break in the middle. Each day, we went back to bushcamp exhausted.
diagnosed many skin diseases, eye problems, dental issues, muscle
aches, angina, and really everything under the sun. After diagnosing, we
would have to figure out what to give for it. The books we had were
incredibly useful and we were confident about what medications we gave
In the evenings, we would get to eat delicious meals (even
the nshima wasn't too bad!). Then we would sit around the fire and chat
for hours. I quickly came to like Lihana, Lloyd, Nasilele, and Ali. They
are all wonderful people who seem like they were born just to help
On Wednesday, we managed to run out of patients early
and took the opportunity to continue down the path and visit villages.
As we walked, we were treated to many neat things. We visited a family
preparing cassava and Sylvia and Toni got the chance to try pounding it.
Another lady invited us into her home for a tour and she showed us the
traditional percussion anklets that girls wear when they start puberty
(and then did a little jig for us!)
Further down, we watched an
older man as he skillfully put together a grass mat. We walked as far as
we could go and visited each village. Everybody was so kind to us and

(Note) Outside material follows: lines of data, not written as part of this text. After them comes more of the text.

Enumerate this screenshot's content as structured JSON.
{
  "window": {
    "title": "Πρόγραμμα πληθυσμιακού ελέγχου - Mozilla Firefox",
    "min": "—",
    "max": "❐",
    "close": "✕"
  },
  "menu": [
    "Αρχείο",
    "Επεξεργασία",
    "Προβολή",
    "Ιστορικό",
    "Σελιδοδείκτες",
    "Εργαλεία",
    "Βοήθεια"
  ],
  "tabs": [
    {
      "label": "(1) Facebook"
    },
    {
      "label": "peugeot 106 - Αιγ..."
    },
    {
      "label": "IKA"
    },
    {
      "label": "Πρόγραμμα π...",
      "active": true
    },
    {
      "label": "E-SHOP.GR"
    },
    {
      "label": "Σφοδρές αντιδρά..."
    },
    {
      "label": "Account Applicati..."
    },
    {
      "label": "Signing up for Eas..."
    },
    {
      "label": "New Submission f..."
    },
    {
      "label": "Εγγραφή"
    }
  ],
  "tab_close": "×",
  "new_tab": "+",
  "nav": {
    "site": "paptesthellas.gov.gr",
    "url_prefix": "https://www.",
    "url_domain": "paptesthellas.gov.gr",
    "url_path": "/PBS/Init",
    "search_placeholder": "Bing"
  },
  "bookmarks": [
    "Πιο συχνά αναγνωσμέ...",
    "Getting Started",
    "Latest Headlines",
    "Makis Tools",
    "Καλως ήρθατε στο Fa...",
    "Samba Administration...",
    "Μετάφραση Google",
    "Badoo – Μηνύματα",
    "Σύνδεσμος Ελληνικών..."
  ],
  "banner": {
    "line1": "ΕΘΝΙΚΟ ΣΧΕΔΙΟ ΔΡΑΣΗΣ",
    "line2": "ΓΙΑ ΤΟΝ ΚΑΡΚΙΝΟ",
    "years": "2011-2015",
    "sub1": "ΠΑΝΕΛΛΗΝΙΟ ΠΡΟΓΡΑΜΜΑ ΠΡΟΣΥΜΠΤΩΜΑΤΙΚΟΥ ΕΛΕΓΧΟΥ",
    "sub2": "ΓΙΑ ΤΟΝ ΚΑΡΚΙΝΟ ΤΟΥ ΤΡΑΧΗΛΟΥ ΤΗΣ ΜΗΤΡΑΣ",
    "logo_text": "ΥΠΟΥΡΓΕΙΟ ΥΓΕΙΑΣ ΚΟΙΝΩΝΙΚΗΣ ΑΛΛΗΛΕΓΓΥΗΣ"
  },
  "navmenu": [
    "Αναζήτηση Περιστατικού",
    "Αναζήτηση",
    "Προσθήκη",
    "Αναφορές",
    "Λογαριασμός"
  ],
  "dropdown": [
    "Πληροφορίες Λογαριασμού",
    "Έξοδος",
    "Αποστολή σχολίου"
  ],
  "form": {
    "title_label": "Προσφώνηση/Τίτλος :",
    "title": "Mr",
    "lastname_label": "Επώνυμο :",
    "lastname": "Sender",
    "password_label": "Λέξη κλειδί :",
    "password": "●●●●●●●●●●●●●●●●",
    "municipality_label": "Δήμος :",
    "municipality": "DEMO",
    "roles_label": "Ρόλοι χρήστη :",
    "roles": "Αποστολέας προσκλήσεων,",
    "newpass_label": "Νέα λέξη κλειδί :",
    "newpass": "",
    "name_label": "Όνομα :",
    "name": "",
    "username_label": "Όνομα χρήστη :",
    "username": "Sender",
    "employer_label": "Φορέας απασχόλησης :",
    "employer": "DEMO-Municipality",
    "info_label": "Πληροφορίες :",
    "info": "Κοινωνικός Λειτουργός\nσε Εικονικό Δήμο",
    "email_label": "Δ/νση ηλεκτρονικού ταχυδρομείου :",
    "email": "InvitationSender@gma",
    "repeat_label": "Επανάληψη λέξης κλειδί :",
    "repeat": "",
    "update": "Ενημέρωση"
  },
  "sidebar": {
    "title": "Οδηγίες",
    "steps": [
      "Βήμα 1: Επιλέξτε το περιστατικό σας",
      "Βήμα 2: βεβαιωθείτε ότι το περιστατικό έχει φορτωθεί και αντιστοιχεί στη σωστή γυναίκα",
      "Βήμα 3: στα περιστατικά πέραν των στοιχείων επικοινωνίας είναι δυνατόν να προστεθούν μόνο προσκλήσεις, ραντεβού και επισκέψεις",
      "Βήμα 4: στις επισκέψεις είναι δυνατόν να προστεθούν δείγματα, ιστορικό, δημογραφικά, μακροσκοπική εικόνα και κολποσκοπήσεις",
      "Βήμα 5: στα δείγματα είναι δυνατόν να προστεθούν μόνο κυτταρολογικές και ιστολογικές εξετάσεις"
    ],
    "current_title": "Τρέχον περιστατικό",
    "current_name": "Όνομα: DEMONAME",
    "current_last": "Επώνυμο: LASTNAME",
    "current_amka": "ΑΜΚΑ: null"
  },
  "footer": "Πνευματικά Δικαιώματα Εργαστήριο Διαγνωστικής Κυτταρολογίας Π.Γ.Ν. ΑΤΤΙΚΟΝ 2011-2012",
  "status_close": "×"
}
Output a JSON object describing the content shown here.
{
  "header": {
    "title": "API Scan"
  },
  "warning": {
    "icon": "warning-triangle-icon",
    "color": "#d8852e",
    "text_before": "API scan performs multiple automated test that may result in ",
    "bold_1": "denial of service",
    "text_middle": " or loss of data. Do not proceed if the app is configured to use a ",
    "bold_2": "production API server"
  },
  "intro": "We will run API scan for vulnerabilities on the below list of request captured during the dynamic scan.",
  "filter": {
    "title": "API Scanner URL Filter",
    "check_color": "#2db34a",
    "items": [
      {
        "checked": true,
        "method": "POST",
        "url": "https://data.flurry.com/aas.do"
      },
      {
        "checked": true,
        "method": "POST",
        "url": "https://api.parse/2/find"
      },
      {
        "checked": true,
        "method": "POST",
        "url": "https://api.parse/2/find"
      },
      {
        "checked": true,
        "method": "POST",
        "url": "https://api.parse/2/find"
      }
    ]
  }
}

would smile and wave at us as we passed. We shook hands with almost
every adult we encountered (Metozi shwani! Metozi hunday. Encha!). Some
of the people that we met had previously been in the clinic and so we
were able to provide some follow-up care.
On our way back,
somebody gave us a big bag of maize (soon to be roasted!), someone else
gave us several sugar canes, and Lihana and Nasilele bought a couple of
grass mats. Everyone smiled and waved at us some more as we headed back
to the village to care for some more people that had arrived.
evening, our neighbours had caught wind that we were having a bonfire
with singing and dancing. Right on cue, as the sun set, people arrived
at our camp ready to enjoy the fire with us. We laughed and sang and had
a wonderful time under the stars (and there are a lot of stars here!).
next day, we packed up our things and walked back to the clinic for the
last time. We gave care to everybody that showed up and then closed up
Several people came to camp to see us off and I have
to say that I was actually quite sad to leave. Everyone had been so kind
to us and were very welcoming. We drove off that afternoon and came
back to Malingwa.
Overall, it was a phenomenal experience. Lihana
gave us lots of independence and we had plenty of opportunity for
critical thinking. I really enjoyed meeting the people of Mawekulipe
(MAH-way-ku-LEEP-eh). I learned so much during my time there and felt
priviledged to provide them with care.
Truly, this has been my most defining time in Africa.